**Instructions to follow**
State how many lines in the entries below hold the word "security", with nothing besides the number.

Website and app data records
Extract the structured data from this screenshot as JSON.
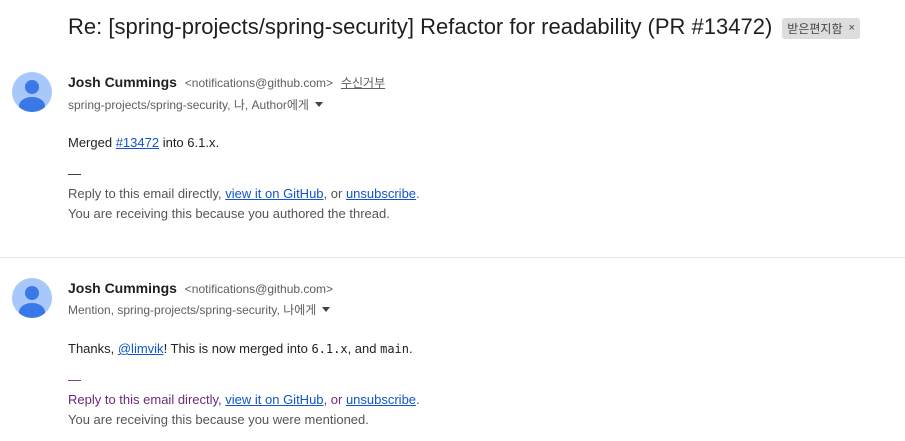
{
  "subject": {
    "text": "Re: [spring-projects/spring-security] Refactor for readability (PR #13472)",
    "label": "받은편지함",
    "label_remove": "×"
  },
  "messages": [
    {
      "sender_name": "Josh Cummings",
      "sender_email": "<notifications@github.com>",
      "unsubscribe": "수신거부",
      "recipients": "spring-projects/spring-security, 나, Author에게",
      "body": {
        "prefix": "Merged ",
        "link": "#13472",
        "suffix": " into 6.1.x."
      },
      "dash": "—",
      "footer": {
        "reply_prefix": "Reply to this email directly, ",
        "view_link": "view it on GitHub",
        "or": ", or ",
        "unsub_link": "unsubscribe",
        "period": ".",
        "reason": "You are receiving this because you authored the thread."
      }
    },
    {
      "sender_name": "Josh Cummings",
      "sender_email": "<notifications@github.com>",
      "recipients": "Mention, spring-projects/spring-security, 나에게",
      "body": {
        "prefix": "Thanks, ",
        "mention": "@limvik",
        "middle": "! This is now merged into ",
        "code1": "6.1.x",
        "and": ", and ",
        "code2": "main",
        "end": "."
      },
      "dash": "—",
      "footer": {
        "reply_prefix": "Reply to this email directly, ",
        "view_link": "view it on GitHub",
        "or": ", or ",
        "unsub_link": "unsubscribe",
        "period": ".",
        "reason": "You are receiving this because you were mentioned."
      }
    }
  ],
  "colors": {
    "link": "#1155cc",
    "avatar_bg": "#a8c7fa",
    "avatar_fg": "#3b78e7",
    "purple_text": "#6a2b7a"
  }
}
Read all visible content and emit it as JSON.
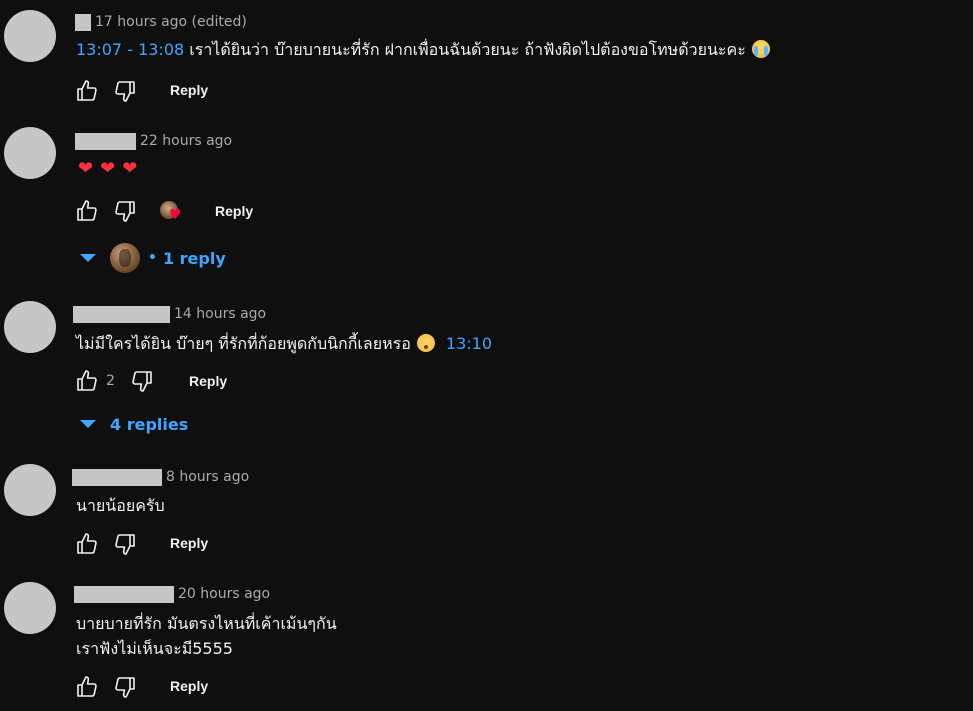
{
  "comments": [
    {
      "time": "17 hours ago (edited)",
      "ts_start": "13:07",
      "ts_sep": " - ",
      "ts_end": "13:08",
      "text": " เราได้ยินว่า บ๊ายบายนะที่รัก ฝากเพื่อนฉันด้วยนะ ถ้าฟังผิดไปต้องขอโทษด้วยนะคะ",
      "emoji": "loudly-crying-face",
      "reply_label": "Reply"
    },
    {
      "time": "22 hours ago",
      "hearts": [
        "❤",
        "❤",
        "❤"
      ],
      "reply_label": "Reply",
      "creator_heart": true,
      "replies_label": "1 reply",
      "replies_dot": "•"
    },
    {
      "time": "14 hours ago",
      "text": "ไม่มีใครได้ยิน บ๊ายๆ ที่รักที่ก้อยพูดกับนิกกี้เลยหรอ",
      "emoji": "flushed-face",
      "ts": "13:10",
      "likes": "2",
      "reply_label": "Reply",
      "replies_label": "4 replies"
    },
    {
      "time": "8 hours ago",
      "text": "นายน้อยครับ",
      "reply_label": "Reply"
    },
    {
      "time": "20 hours ago",
      "text_line1": "บายบายที่รัก มันตรงไหนที่เค้าเม้นๆกัน",
      "text_line2": "เราฟังไม่เห็นจะมี5555",
      "reply_label": "Reply"
    }
  ],
  "colors": {
    "background": "#0f0f0f",
    "text": "#f1f1f1",
    "meta": "#aaaaaa",
    "link": "#3ea6ff",
    "heart": "#ff3040"
  }
}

**Answer**
3